Items from an interface collection:
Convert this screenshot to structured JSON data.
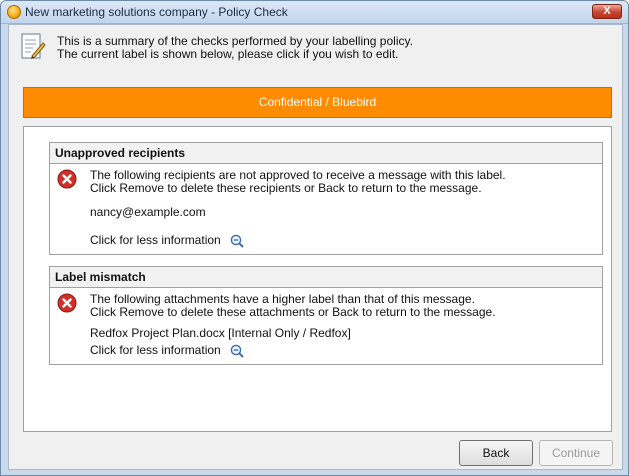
{
  "window": {
    "title": "New marketing solutions company - Policy Check",
    "close_label": "X"
  },
  "summary": {
    "line1": "This is a summary of the checks performed by your labelling policy.",
    "line2": "The current label is shown below, please click if you wish to edit."
  },
  "label": {
    "text": "Confidential / Bluebird",
    "color": "#ff8c00"
  },
  "checks": [
    {
      "title": "Unapproved recipients",
      "line1": "The following recipients are not approved to receive a message with this label.",
      "line2": "Click Remove to delete these recipients or Back to return to the message.",
      "detail": "nancy@example.com",
      "link": "Click for less information"
    },
    {
      "title": "Label mismatch",
      "line1": "The following attachments have a higher label than that of this message.",
      "line2": "Click Remove to delete these attachments or Back to return to the message.",
      "detail": "Redfox Project Plan.docx [Internal Only / Redfox]",
      "link": "Click for less information"
    }
  ],
  "buttons": {
    "back": "Back",
    "continue": "Continue"
  },
  "icons": {
    "app": "app-logo-icon",
    "summary": "document-pencil-icon",
    "error": "error-x-icon",
    "less_info": "zoom-out-icon"
  }
}
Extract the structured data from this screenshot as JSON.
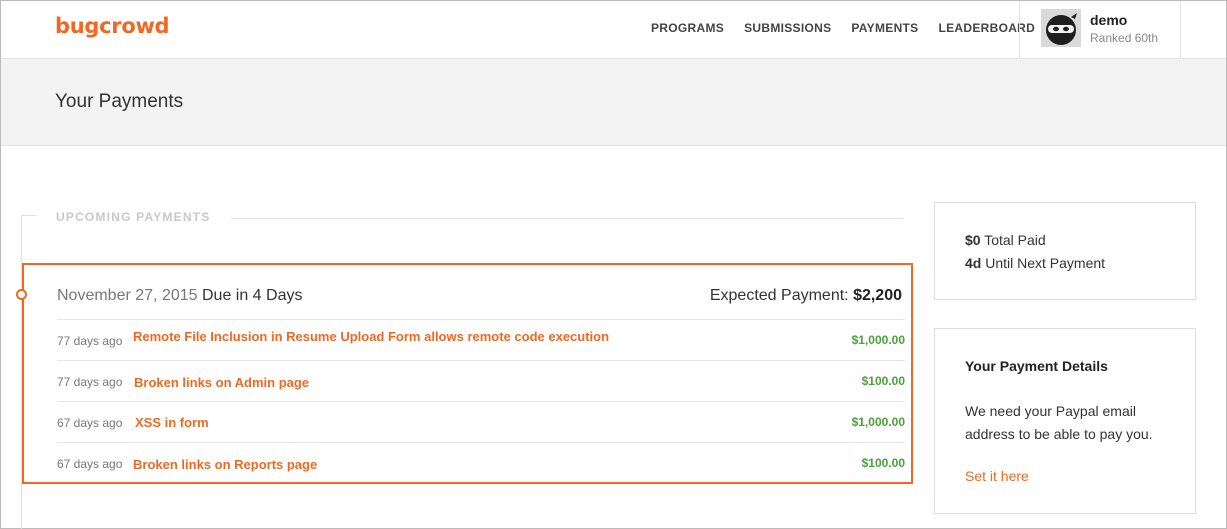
{
  "header": {
    "logo": "bugcrowd",
    "nav": [
      "PROGRAMS",
      "SUBMISSIONS",
      "PAYMENTS",
      "LEADERBOARD"
    ],
    "user": {
      "name": "demo",
      "rank": "Ranked 60th"
    }
  },
  "page": {
    "title": "Your Payments"
  },
  "upcoming": {
    "label": "UPCOMING PAYMENTS",
    "group": {
      "date": "November 27, 2015",
      "due": "Due in 4 Days",
      "expected_label": "Expected Payment:",
      "expected_amount": "$2,200",
      "items": [
        {
          "ago": "77 days ago",
          "title": "Remote File Inclusion in Resume Upload Form allows remote code execution",
          "amount": "$1,000.00"
        },
        {
          "ago": "77 days ago",
          "title": "Broken links on Admin page",
          "amount": "$100.00"
        },
        {
          "ago": "67 days ago",
          "title": "XSS in form",
          "amount": "$1,000.00"
        },
        {
          "ago": "67 days ago",
          "title": "Broken links on Reports page",
          "amount": "$100.00"
        }
      ]
    }
  },
  "summary": {
    "total_paid_value": "$0",
    "total_paid_label": "Total Paid",
    "next_value": "4d",
    "next_label": "Until Next Payment"
  },
  "payment_details": {
    "title": "Your Payment Details",
    "message": "We need your Paypal email address to be able to pay you.",
    "link": "Set it here"
  },
  "colors": {
    "accent": "#f26822",
    "amount": "#4aa23a"
  }
}
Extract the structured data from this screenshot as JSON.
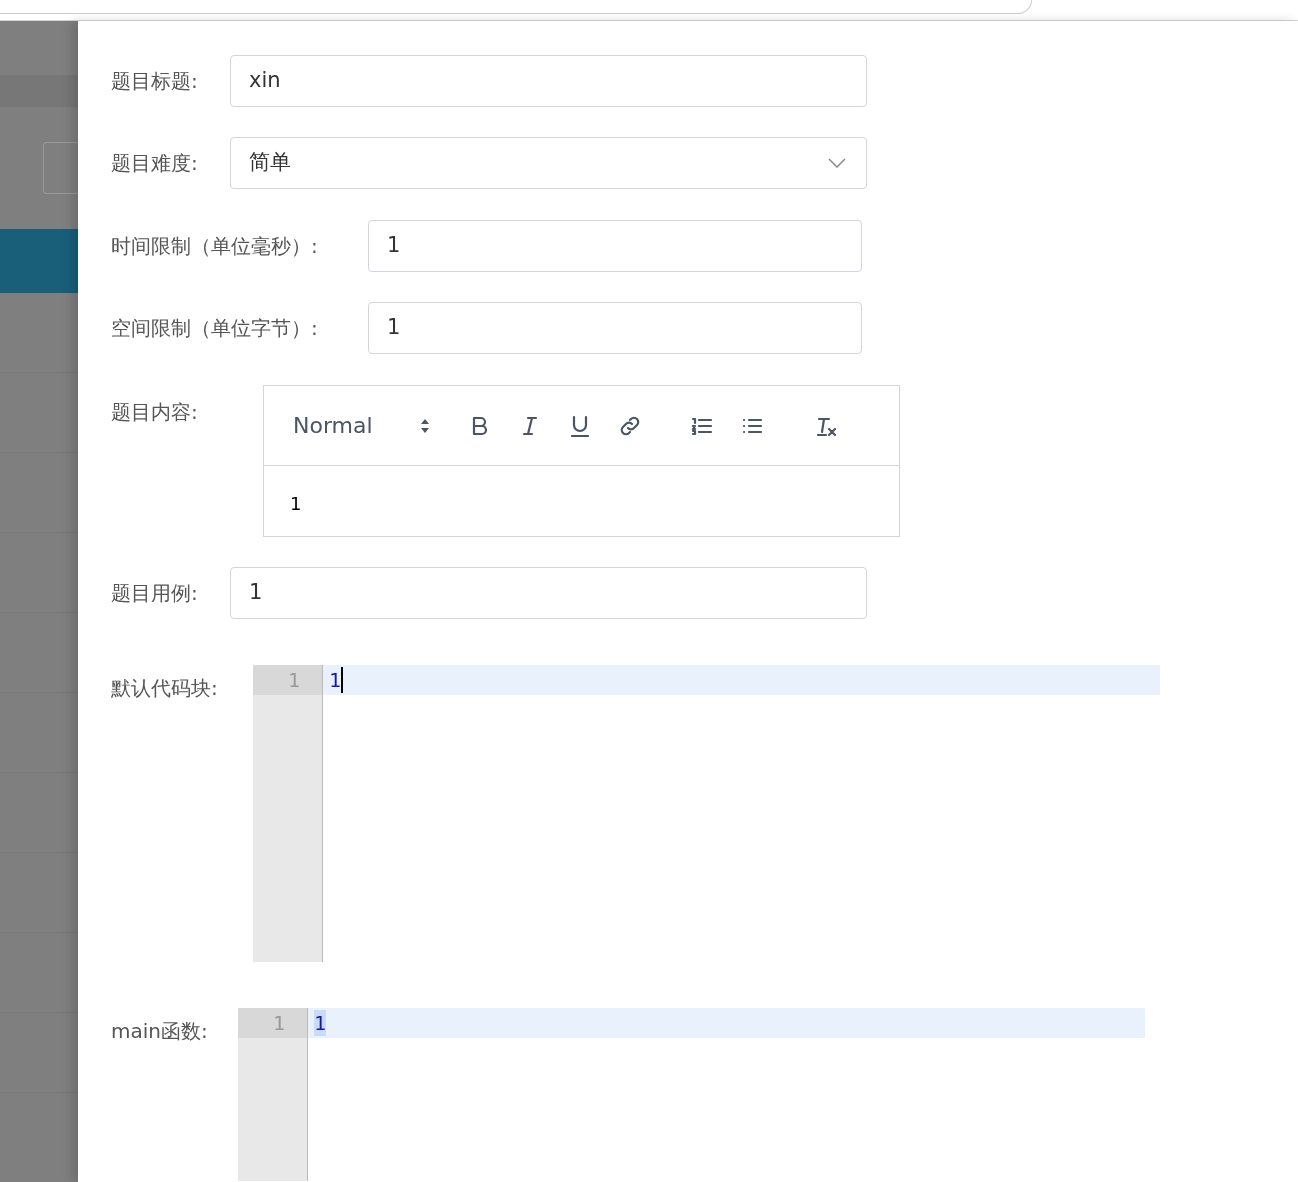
{
  "form": {
    "fields": [
      {
        "kind": "text",
        "label": "题目标题:",
        "value": "xin"
      },
      {
        "kind": "select",
        "label": "题目难度:",
        "value": "简单"
      },
      {
        "kind": "narrow",
        "label": "时间限制（单位毫秒）:",
        "value": "1"
      },
      {
        "kind": "narrow",
        "label": "空间限制（单位字节）:",
        "value": "1"
      },
      {
        "kind": "richtext",
        "label": "题目内容:",
        "format": "Normal",
        "value": "1"
      },
      {
        "kind": "text",
        "label": "题目用例:",
        "value": "1"
      },
      {
        "kind": "code",
        "label": "默认代码块:",
        "lines": [
          {
            "number": "1",
            "code": "1"
          }
        ],
        "focused": true
      },
      {
        "kind": "code",
        "label": "main函数:",
        "lines": [
          {
            "number": "1",
            "code": "1"
          }
        ],
        "focused": false
      }
    ]
  }
}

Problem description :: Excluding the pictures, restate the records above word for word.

Solution below ::
Convert this screenshot to structured JSON data.
{
  "window": {
    "title": "New marketing solutions company - Policy Check",
    "close_label": "X"
  },
  "summary": {
    "line1": "This is a summary of the checks performed by your labelling policy.",
    "line2": "The current label is shown below, please click if you wish to edit."
  },
  "label": {
    "text": "Confidential / Bluebird",
    "color": "#ff8c00"
  },
  "checks": [
    {
      "title": "Unapproved recipients",
      "line1": "The following recipients are not approved to receive a message with this label.",
      "line2": "Click Remove to delete these recipients or Back to return to the message.",
      "detail": "nancy@example.com",
      "link": "Click for less information"
    },
    {
      "title": "Label mismatch",
      "line1": "The following attachments have a higher label than that of this message.",
      "line2": "Click Remove to delete these attachments or Back to return to the message.",
      "detail": "Redfox Project Plan.docx [Internal Only / Redfox]",
      "link": "Click for less information"
    }
  ],
  "buttons": {
    "back": "Back",
    "continue": "Continue"
  },
  "icons": {
    "app": "app-logo-icon",
    "summary": "document-pencil-icon",
    "error": "error-x-icon",
    "less_info": "zoom-out-icon"
  }
}
Extract the structured data from this screenshot as JSON.
{
  "header": {
    "logo": "bugcrowd",
    "nav": [
      "PROGRAMS",
      "SUBMISSIONS",
      "PAYMENTS",
      "LEADERBOARD"
    ],
    "user": {
      "name": "demo",
      "rank": "Ranked 60th"
    }
  },
  "page": {
    "title": "Your Payments"
  },
  "upcoming": {
    "label": "UPCOMING PAYMENTS",
    "group": {
      "date": "November 27, 2015",
      "due": "Due in 4 Days",
      "expected_label": "Expected Payment:",
      "expected_amount": "$2,200",
      "items": [
        {
          "ago": "77 days ago",
          "title": "Remote File Inclusion in Resume Upload Form allows remote code execution",
          "amount": "$1,000.00"
        },
        {
          "ago": "77 days ago",
          "title": "Broken links on Admin page",
          "amount": "$100.00"
        },
        {
          "ago": "67 days ago",
          "title": "XSS in form",
          "amount": "$1,000.00"
        },
        {
          "ago": "67 days ago",
          "title": "Broken links on Reports page",
          "amount": "$100.00"
        }
      ]
    }
  },
  "summary": {
    "total_paid_value": "$0",
    "total_paid_label": "Total Paid",
    "next_value": "4d",
    "next_label": "Until Next Payment"
  },
  "payment_details": {
    "title": "Your Payment Details",
    "message": "We need your Paypal email address to be able to pay you.",
    "link": "Set it here"
  },
  "colors": {
    "accent": "#f26822",
    "amount": "#4aa23a"
  }
}
Extract the structured data from this screenshot as JSON.
{
  "form": {
    "fields": [
      {
        "kind": "text",
        "label": "题目标题:",
        "value": "xin"
      },
      {
        "kind": "select",
        "label": "题目难度:",
        "value": "简单"
      },
      {
        "kind": "narrow",
        "label": "时间限制（单位毫秒）:",
        "value": "1"
      },
      {
        "kind": "narrow",
        "label": "空间限制（单位字节）:",
        "value": "1"
      },
      {
        "kind": "richtext",
        "label": "题目内容:",
        "format": "Normal",
        "value": "1"
      },
      {
        "kind": "text",
        "label": "题目用例:",
        "value": "1"
      },
      {
        "kind": "code",
        "label": "默认代码块:",
        "lines": [
          {
            "number": "1",
            "code": "1"
          }
        ],
        "focused": true
      },
      {
        "kind": "code",
        "label": "main函数:",
        "lines": [
          {
            "number": "1",
            "code": "1"
          }
        ],
        "focused": false
      }
    ]
  }
}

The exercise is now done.